from King Charles to the opera-goer in the street, that he was an excellent investment. In fact,
after Charles’s downfall in 1830, he had to sue the next regime to keep his income, and he
stopped writing operas altogether.
Viaggio has no plot to speak of. An inn-full of aristocratic tourists heading for Reims for the
coronation are stranded (no horses) and decide to celebrate the event right where they are. We
follow a series of amorous intrigues combined with political in-jokes – the Russian count
suspects his Polish marchesa, but the Austrian baron (a student of harmony) reconciles these
lovers; the English milord conceals his passion for the Roman chanteuse (that is, the possibility
that Britain might return to Catholicism), and the Parisian cares more about the safety of her
wardrobe than a lover’s doubtful fidelity.
But the stock political one-liners become delicious when turned into Rossini arias and duets.
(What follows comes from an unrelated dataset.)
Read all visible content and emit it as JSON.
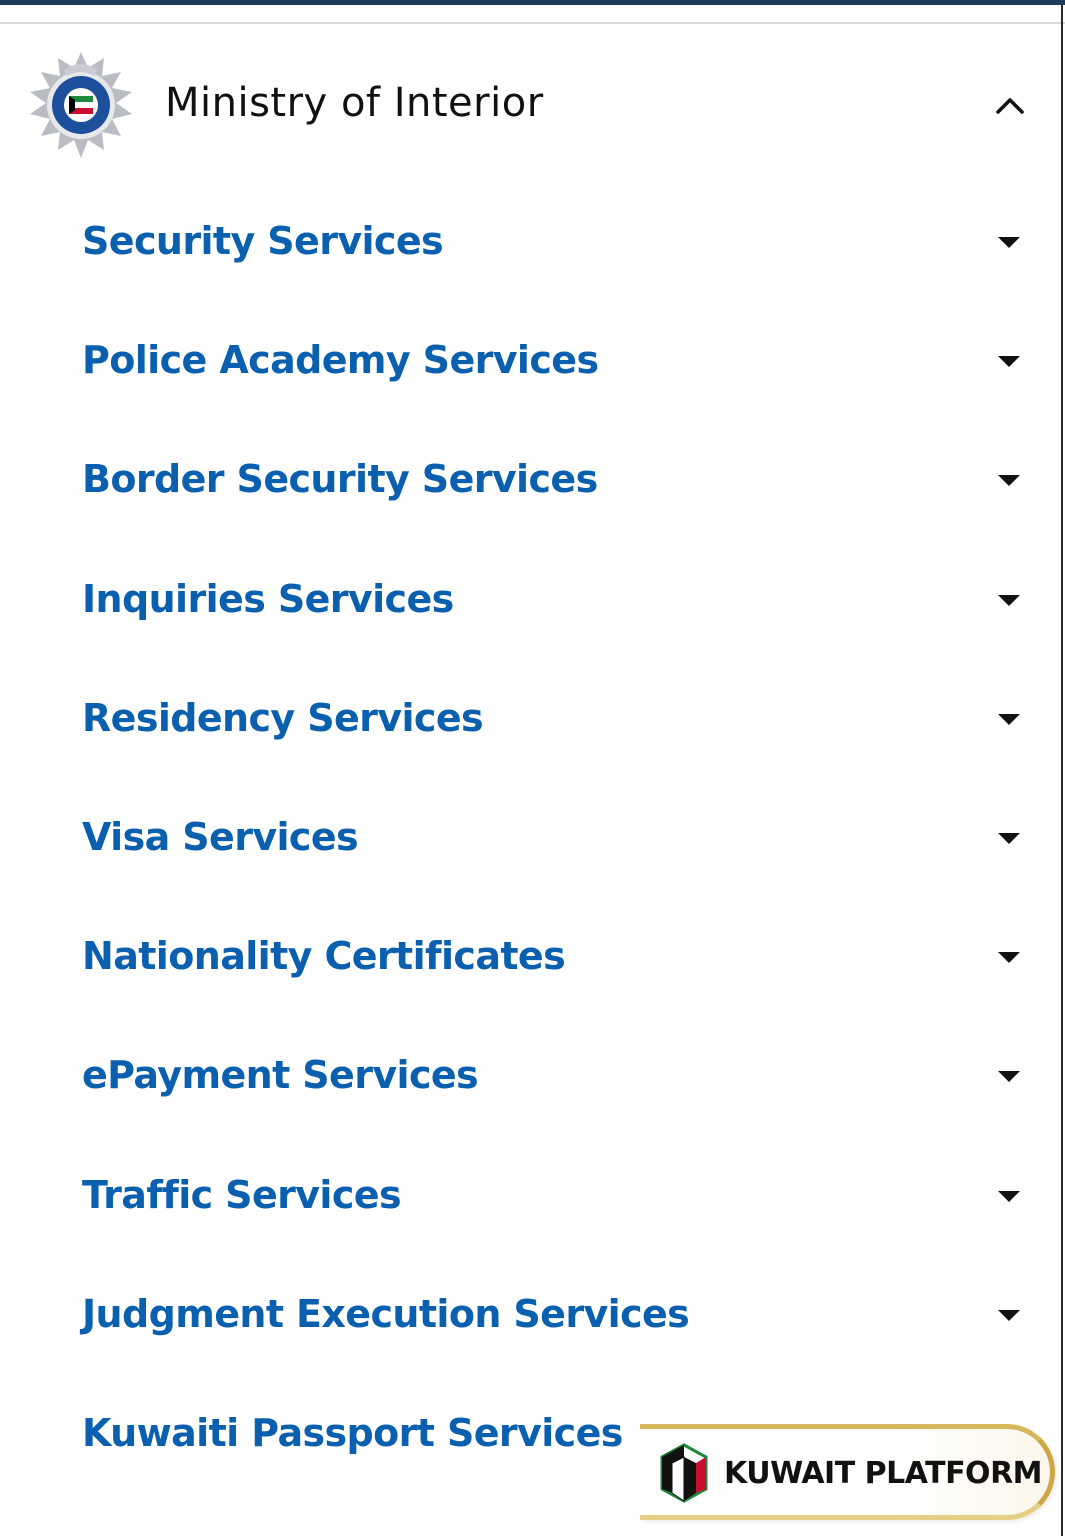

(Why isn’t this guy writing for Saturday Night Live?) To everyone’s surprise (including, no
doubt, Rossini’s, wherever he is), Viaggio has lately become an international hit – perhaps
because it gives so many singers a chance to shine, however briefly. Its huge number of more or
less equal soloists makes Viaggio ideal for conservatories with bel canto studies – Rossini does
not damage immature voices, as Wagner or Verdi easily may. Too, any Viaggio gives costume
designers opportunities to be as silly as they like, and Mireille Dessingy has gone for it here:
purple stripes, leather dusters, crazy bustles and hats, plaid suits of outlandish hue. Behind the
action, Maestro Gergiev conducts “under cover” in a slouch hat and trench coat.
Though these performances were given at the Châtelet in Paris, the singers hail from the
Academy of Young Singers at St. Petersburg’s Mariinsky Theatre (aka Kirov), and since singers
from Russia’s many nationalities are nowadays flooding west, we may glimpse here some of the
stars of tomorrow. Gergiev clearly intends to train the next generation to a better feel for Italian
style than Russian singers used to have, and the results are commendable if imperfect: while few
of these youngsters screech or whine as older Russians often did, and their fioritura is often
superb, many of them run out of breath before their melodies do, and bark rather than conclude
the line musically. Most of them sing Italian clearly, though, all of them are agile comic actors,
and the Parisian audience is appreciative.
The most attractive and able voices belong to Anna Kiknadze as the Polish marchesa, whose low
mezzo, a ripe Rossini sound, resembles Borodina's, Irma Guigolachvili’s gracious lyric
soprano as Corinna, Larissa Youdina’s flamboyant coloratura as the fashion-conscious Parisian,
Anastasia Belyaeva’s pleasing light soprano as the chic innkeeper, Daniil Shtoda’s exciting but
sometimes breathless tenor as the jealous Russian, and Alexei Safiouline’s castanetted “Spanish”